* [WHAT YOU WILL DO]
Each line from the line containing "Convert this screenshot" through the last line of the entries is to be reproduced exactly as it stands.

-------- AVAILABLE DATA

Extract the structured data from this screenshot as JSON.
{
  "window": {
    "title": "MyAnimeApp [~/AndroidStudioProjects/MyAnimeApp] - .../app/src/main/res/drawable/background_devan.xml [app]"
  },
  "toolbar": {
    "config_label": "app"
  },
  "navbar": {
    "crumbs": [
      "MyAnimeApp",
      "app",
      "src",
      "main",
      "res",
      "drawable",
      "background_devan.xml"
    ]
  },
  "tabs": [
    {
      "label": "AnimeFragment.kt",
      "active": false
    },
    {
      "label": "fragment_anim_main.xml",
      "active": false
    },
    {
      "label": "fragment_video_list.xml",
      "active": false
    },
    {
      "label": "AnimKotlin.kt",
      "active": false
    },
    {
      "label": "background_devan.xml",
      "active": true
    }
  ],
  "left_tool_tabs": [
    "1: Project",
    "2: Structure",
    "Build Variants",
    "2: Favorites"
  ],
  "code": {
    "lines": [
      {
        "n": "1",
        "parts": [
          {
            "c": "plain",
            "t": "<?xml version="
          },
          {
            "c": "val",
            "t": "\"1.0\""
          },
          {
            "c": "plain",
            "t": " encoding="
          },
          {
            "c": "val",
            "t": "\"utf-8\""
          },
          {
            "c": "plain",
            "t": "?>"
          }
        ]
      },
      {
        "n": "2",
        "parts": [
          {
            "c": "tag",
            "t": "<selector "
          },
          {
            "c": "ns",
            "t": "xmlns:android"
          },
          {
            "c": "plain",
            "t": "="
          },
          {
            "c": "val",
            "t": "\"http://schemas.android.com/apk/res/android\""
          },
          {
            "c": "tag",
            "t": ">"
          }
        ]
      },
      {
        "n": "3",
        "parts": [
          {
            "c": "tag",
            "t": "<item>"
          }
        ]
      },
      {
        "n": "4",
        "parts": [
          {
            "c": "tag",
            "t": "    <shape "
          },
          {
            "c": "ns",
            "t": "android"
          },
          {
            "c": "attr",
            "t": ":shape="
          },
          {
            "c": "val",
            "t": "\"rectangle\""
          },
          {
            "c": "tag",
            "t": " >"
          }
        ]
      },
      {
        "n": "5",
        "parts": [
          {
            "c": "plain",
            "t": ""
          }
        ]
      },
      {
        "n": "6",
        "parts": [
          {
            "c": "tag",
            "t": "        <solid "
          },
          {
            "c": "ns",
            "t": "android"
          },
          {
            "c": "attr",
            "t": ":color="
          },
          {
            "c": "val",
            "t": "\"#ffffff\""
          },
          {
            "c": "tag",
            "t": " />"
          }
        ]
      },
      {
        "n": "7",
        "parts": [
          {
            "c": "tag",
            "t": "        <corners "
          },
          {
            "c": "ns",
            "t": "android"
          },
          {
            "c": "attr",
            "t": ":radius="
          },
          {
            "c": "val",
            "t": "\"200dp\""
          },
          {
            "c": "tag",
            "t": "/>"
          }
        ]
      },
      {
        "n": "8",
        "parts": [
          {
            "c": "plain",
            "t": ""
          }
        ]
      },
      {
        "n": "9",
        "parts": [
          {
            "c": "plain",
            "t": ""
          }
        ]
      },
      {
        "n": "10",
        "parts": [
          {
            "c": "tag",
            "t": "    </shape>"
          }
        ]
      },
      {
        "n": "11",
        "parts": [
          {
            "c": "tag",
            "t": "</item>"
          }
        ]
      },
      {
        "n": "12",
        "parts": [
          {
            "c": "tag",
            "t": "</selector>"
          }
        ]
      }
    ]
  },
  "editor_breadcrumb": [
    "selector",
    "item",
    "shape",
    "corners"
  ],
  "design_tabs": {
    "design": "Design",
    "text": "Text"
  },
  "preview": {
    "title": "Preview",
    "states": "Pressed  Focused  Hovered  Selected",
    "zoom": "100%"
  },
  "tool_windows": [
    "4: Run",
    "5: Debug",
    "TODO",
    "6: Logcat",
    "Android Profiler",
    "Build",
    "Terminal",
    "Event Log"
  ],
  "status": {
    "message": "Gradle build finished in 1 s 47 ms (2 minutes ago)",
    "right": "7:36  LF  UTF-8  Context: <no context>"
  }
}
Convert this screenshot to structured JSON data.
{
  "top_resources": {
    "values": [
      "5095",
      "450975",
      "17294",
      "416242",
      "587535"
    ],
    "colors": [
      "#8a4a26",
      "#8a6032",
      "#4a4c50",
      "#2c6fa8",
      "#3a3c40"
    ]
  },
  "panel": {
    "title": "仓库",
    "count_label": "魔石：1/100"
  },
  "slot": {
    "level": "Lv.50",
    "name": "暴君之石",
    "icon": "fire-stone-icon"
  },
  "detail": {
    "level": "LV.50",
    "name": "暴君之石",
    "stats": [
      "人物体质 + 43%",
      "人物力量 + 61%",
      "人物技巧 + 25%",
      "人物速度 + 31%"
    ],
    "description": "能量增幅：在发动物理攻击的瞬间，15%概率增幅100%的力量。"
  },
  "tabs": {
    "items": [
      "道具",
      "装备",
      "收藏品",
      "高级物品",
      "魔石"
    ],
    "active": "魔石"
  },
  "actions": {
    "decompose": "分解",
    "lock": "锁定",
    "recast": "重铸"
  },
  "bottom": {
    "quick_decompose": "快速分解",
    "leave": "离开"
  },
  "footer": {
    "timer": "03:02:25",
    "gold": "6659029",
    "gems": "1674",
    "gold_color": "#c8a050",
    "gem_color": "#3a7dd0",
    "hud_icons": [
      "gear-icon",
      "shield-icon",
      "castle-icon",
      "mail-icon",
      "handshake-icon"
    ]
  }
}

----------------

* [SOLVED EXERCISE]
Convert this screenshot to structured JSON data.
{
  "top_resources": {
    "values": [
      "5095",
      "450975",
      "17294",
      "416242",
      "587535"
    ],
    "colors": [
      "#8a4a26",
      "#8a6032",
      "#4a4c50",
      "#2c6fa8",
      "#3a3c40"
    ]
  },
  "panel": {
    "title": "仓库",
    "count_label": "魔石：1/100"
  },
  "slot": {
    "level": "Lv.50",
    "name": "暴君之石",
    "icon": "fire-stone-icon"
  },
  "detail": {
    "level": "LV.50",
    "name": "暴君之石",
    "stats": [
      "人物体质 + 43%",
      "人物力量 + 61%",
      "人物技巧 + 25%",
      "人物速度 + 31%"
    ],
    "description": "能量增幅：在发动物理攻击的瞬间，15%概率增幅100%的力量。"
  },
  "tabs": {
    "items": [
      "道具",
      "装备",
      "收藏品",
      "高级物品",
      "魔石"
    ],
    "active": "魔石"
  },
  "actions": {
    "decompose": "分解",
    "lock": "锁定",
    "recast": "重铸"
  },
  "bottom": {
    "quick_decompose": "快速分解",
    "leave": "离开"
  },
  "footer": {
    "timer": "03:02:25",
    "gold": "6659029",
    "gems": "1674",
    "gold_color": "#c8a050",
    "gem_color": "#3a7dd0",
    "hud_icons": [
      "gear-icon",
      "shield-icon",
      "castle-icon",
      "mail-icon",
      "handshake-icon"
    ]
  }
}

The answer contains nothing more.